_EXERCISE_
Reproduce each record in the listing below exactly as written.

_MATERIAL FOR THIS TASK_
>>>>

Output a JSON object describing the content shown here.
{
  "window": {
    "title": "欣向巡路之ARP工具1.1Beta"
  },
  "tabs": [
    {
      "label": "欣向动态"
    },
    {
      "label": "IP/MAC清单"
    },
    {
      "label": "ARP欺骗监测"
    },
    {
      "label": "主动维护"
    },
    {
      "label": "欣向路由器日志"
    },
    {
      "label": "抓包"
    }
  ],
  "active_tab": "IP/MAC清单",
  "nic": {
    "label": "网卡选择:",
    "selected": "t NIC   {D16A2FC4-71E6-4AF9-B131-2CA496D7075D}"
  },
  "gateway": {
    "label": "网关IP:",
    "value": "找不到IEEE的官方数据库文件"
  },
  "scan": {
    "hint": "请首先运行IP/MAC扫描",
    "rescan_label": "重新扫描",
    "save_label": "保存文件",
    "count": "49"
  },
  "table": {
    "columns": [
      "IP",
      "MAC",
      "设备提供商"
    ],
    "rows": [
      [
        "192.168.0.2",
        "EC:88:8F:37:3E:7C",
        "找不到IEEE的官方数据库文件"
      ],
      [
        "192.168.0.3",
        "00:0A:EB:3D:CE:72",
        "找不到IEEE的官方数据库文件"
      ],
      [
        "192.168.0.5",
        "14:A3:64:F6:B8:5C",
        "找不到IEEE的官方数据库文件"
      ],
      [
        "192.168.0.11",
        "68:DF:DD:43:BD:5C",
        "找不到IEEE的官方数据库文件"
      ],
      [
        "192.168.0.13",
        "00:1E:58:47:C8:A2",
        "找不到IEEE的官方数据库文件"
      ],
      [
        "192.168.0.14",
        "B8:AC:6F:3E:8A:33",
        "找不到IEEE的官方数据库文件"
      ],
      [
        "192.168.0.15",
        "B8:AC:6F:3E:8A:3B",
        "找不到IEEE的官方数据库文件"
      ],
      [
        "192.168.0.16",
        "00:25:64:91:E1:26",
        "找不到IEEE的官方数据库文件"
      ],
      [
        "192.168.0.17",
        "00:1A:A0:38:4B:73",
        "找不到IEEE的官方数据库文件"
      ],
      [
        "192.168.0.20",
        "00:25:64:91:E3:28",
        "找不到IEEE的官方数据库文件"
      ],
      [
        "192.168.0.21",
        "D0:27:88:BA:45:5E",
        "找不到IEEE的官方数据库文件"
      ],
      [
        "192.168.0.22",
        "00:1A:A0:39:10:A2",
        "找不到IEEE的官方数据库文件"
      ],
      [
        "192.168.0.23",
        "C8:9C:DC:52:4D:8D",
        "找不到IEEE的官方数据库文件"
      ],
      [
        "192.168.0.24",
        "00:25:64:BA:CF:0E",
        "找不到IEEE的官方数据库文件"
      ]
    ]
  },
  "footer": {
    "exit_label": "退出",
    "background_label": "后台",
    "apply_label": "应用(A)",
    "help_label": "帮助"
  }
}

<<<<

_RESULT_
Output a JSON object describing the content shown here.
{
  "window": {
    "title": "欣向巡路之ARP工具1.1Beta"
  },
  "tabs": [
    {
      "label": "欣向动态"
    },
    {
      "label": "IP/MAC清单"
    },
    {
      "label": "ARP欺骗监测"
    },
    {
      "label": "主动维护"
    },
    {
      "label": "欣向路由器日志"
    },
    {
      "label": "抓包"
    }
  ],
  "active_tab": "IP/MAC清单",
  "nic": {
    "label": "网卡选择:",
    "selected": "t NIC   {D16A2FC4-71E6-4AF9-B131-2CA496D7075D}"
  },
  "gateway": {
    "label": "网关IP:",
    "value": "找不到IEEE的官方数据库文件"
  },
  "scan": {
    "hint": "请首先运行IP/MAC扫描",
    "rescan_label": "重新扫描",
    "save_label": "保存文件",
    "count": "49"
  },
  "table": {
    "columns": [
      "IP",
      "MAC",
      "设备提供商"
    ],
    "rows": [
      [
        "192.168.0.2",
        "EC:88:8F:37:3E:7C",
        "找不到IEEE的官方数据库文件"
      ],
      [
        "192.168.0.3",
        "00:0A:EB:3D:CE:72",
        "找不到IEEE的官方数据库文件"
      ],
      [
        "192.168.0.5",
        "14:A3:64:F6:B8:5C",
        "找不到IEEE的官方数据库文件"
      ],
      [
        "192.168.0.11",
        "68:DF:DD:43:BD:5C",
        "找不到IEEE的官方数据库文件"
      ],
      [
        "192.168.0.13",
        "00:1E:58:47:C8:A2",
        "找不到IEEE的官方数据库文件"
      ],
      [
        "192.168.0.14",
        "B8:AC:6F:3E:8A:33",
        "找不到IEEE的官方数据库文件"
      ],
      [
        "192.168.0.15",
        "B8:AC:6F:3E:8A:3B",
        "找不到IEEE的官方数据库文件"
      ],
      [
        "192.168.0.16",
        "00:25:64:91:E1:26",
        "找不到IEEE的官方数据库文件"
      ],
      [
        "192.168.0.17",
        "00:1A:A0:38:4B:73",
        "找不到IEEE的官方数据库文件"
      ],
      [
        "192.168.0.20",
        "00:25:64:91:E3:28",
        "找不到IEEE的官方数据库文件"
      ],
      [
        "192.168.0.21",
        "D0:27:88:BA:45:5E",
        "找不到IEEE的官方数据库文件"
      ],
      [
        "192.168.0.22",
        "00:1A:A0:39:10:A2",
        "找不到IEEE的官方数据库文件"
      ],
      [
        "192.168.0.23",
        "C8:9C:DC:52:4D:8D",
        "找不到IEEE的官方数据库文件"
      ],
      [
        "192.168.0.24",
        "00:25:64:BA:CF:0E",
        "找不到IEEE的官方数据库文件"
      ]
    ]
  },
  "footer": {
    "exit_label": "退出",
    "background_label": "后台",
    "apply_label": "应用(A)",
    "help_label": "帮助"
  }
}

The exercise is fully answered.